SOURCE MATERIAL
■ ■ ■ ■ ■

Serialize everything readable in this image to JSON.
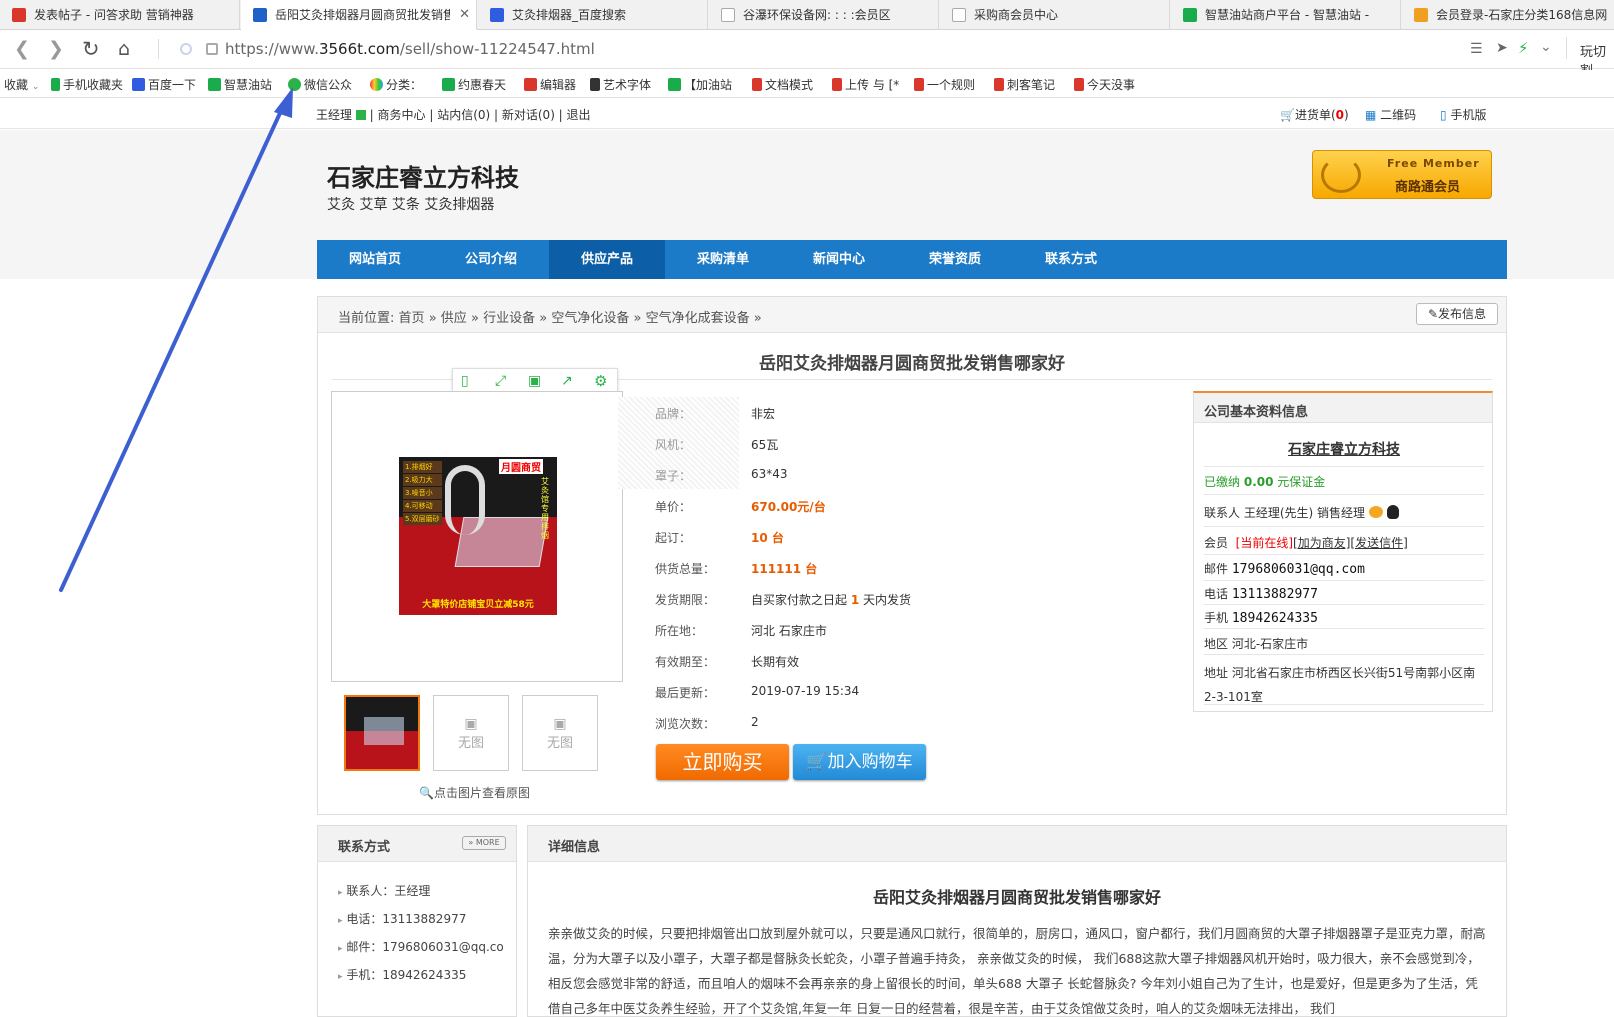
{
  "tabs": [
    {
      "label": "发表帖子 - 问答求助 营销神器",
      "icon_color": "#d9372c"
    },
    {
      "label": "岳阳艾灸排烟器月圆商贸批发销售哪家好",
      "icon_color": "#1e62c8"
    },
    {
      "label": "艾灸排烟器_百度搜索",
      "icon_color": "#2f5ce0"
    },
    {
      "label": "谷瀑环保设备网: : : :会员区",
      "icon_color": "#ffffff"
    },
    {
      "label": "采购商会员中心",
      "icon_color": "#ffffff"
    },
    {
      "label": "智慧油站商户平台 - 智慧油站 -",
      "icon_color": "#1aab4a"
    },
    {
      "label": "会员登录-石家庄分类168信息网",
      "icon_color": "#f0a020"
    }
  ],
  "address": {
    "prefix": "https://www.",
    "domain": "3566t.com",
    "path": "/sell/show-11224547.html",
    "right_text": "玩切割"
  },
  "bookmarks": [
    "收藏",
    "手机收藏夹",
    "百度一下",
    "智慧油站",
    "微信公众",
    "分类：",
    "约惠春天",
    "编辑器",
    "艺术字体",
    "【加油站",
    "文档模式",
    "上传 与 [*",
    "一个规则",
    "刺客笔记",
    "今天没事"
  ],
  "topline": {
    "user": "王经理",
    "links": "| 商务中心 | 站内信(0) | 新对话(0) | 退出",
    "cart_label": "进货单(",
    "cart_count": "0",
    "cart_close": ")",
    "qrcode": "二维码",
    "mobile": "手机版"
  },
  "header": {
    "company": "石家庄睿立方科技",
    "slogan": "艾灸 艾草 艾条 艾灸排烟器",
    "badge_top": "Free Member",
    "badge_bottom": "商路通会员"
  },
  "nav": [
    "网站首页",
    "公司介绍",
    "供应产品",
    "采购清单",
    "新闻中心",
    "荣誉资质",
    "联系方式"
  ],
  "breadcrumb": {
    "label": "当前位置:",
    "items": [
      "首页",
      "供应",
      "行业设备",
      "空气净化设备",
      "空气净化成套设备"
    ],
    "sep": "»",
    "post_button": "发布信息"
  },
  "product": {
    "title": "岳阳艾灸排烟器月圆商贸批发销售哪家好",
    "specs": [
      {
        "label": "品牌：",
        "value": "非宏"
      },
      {
        "label": "风机：",
        "value": "65瓦"
      },
      {
        "label": "罩子：",
        "value": "63*43"
      }
    ],
    "price_label": "单价：",
    "price": "670.00元/台",
    "moq_label": "起订：",
    "moq": "10 台",
    "supply_label": "供货总量：",
    "supply": "111111 台",
    "ship_label": "发货期限：",
    "ship_prefix": "自买家付款之日起 ",
    "ship_days": "1",
    "ship_suffix": " 天内发货",
    "loc_label": "所在地：",
    "loc": "河北 石家庄市",
    "valid_label": "有效期至：",
    "valid": "长期有效",
    "update_label": "最后更新：",
    "update": "2019-07-19 15:34",
    "views_label": "浏览次数：",
    "views": "2",
    "buy_button": "立即购买",
    "cart_button": "加入购物车",
    "no_image": "无图",
    "zoom_hint": "点击图片查看原图",
    "image_lines": [
      "1.排烟好",
      "2.吸力大",
      "3.噪音小",
      "4.可移动",
      "5.双层磨砂"
    ],
    "image_brand": "月圆商贸",
    "image_side": "艾灸馆专用排烟",
    "image_bottom": "大罩特价店铺宝贝立减58元"
  },
  "company_info": {
    "title": "公司基本资料信息",
    "name": "石家庄睿立方科技",
    "deposit_label": "已缴纳",
    "deposit_amount": "0.00",
    "deposit_unit": "元保证金",
    "contact_label": "联系人",
    "contact": "王经理(先生) 销售经理",
    "member_label": "会员",
    "member_online": "[当前在线]",
    "member_friend": "[加为商友]",
    "member_msg": "[发送信件]",
    "email_label": "邮件",
    "email": "1796806031@qq.com",
    "phone_label": "电话",
    "phone": "13113882977",
    "mobile_label": "手机",
    "mobile": "18942624335",
    "area_label": "地区",
    "area": "河北-石家庄市",
    "addr_label": "地址",
    "addr": "河北省石家庄市桥西区长兴街51号南郭小区南2-3-101室"
  },
  "contact_box": {
    "title": "联系方式",
    "more": "MORE",
    "items": [
      "联系人：王经理",
      "电话：13113882977",
      "邮件：1796806031@qq.co",
      "手机：18942624335"
    ]
  },
  "detail": {
    "title": "详细信息",
    "heading": "岳阳艾灸排烟器月圆商贸批发销售哪家好",
    "body": "亲亲做艾灸的时候，只要把排烟管出口放到屋外就可以，只要是通风口就行，很简单的，厨房口，通风口，窗户都行，我们月圆商贸的大罩子排烟器罩子是亚克力罩，耐高温，分为大罩子以及小罩子，大罩子都是督脉灸长蛇灸，小罩子普遍手持灸， 亲亲做艾灸的时候， 我们688这款大罩子排烟器风机开始时，吸力很大，亲不会感觉到冷，相反您会感觉非常的舒适，而且咱人的烟味不会再亲亲的身上留很长的时间，单头688 大罩子 长蛇督脉灸? 今年刘小姐自己为了生计，也是爱好，但是更多为了生活，凭借自己多年中医艾灸养生经验，开了个艾灸馆,年复一年 日复一日的经营着，很是辛苦，由于艾灸馆做艾灸时，咱人的艾灸烟味无法排出， 我们"
  },
  "colors": {
    "nav": "#1b7bc9",
    "nav_active": "#0c5fa6",
    "price": "#e65c00",
    "buy": "#f07a10",
    "cart": "#2d97e0",
    "accent_line": "#f08c30",
    "annotation_arrow": "#3c5fd1"
  }
}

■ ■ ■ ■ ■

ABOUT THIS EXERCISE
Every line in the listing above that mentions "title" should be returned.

ANSWER
    "title": "岳阳艾灸排烟器月圆商贸批发销售哪家好",
    "title": "公司基本资料信息",
    "title": "联系方式",
    "title": "详细信息",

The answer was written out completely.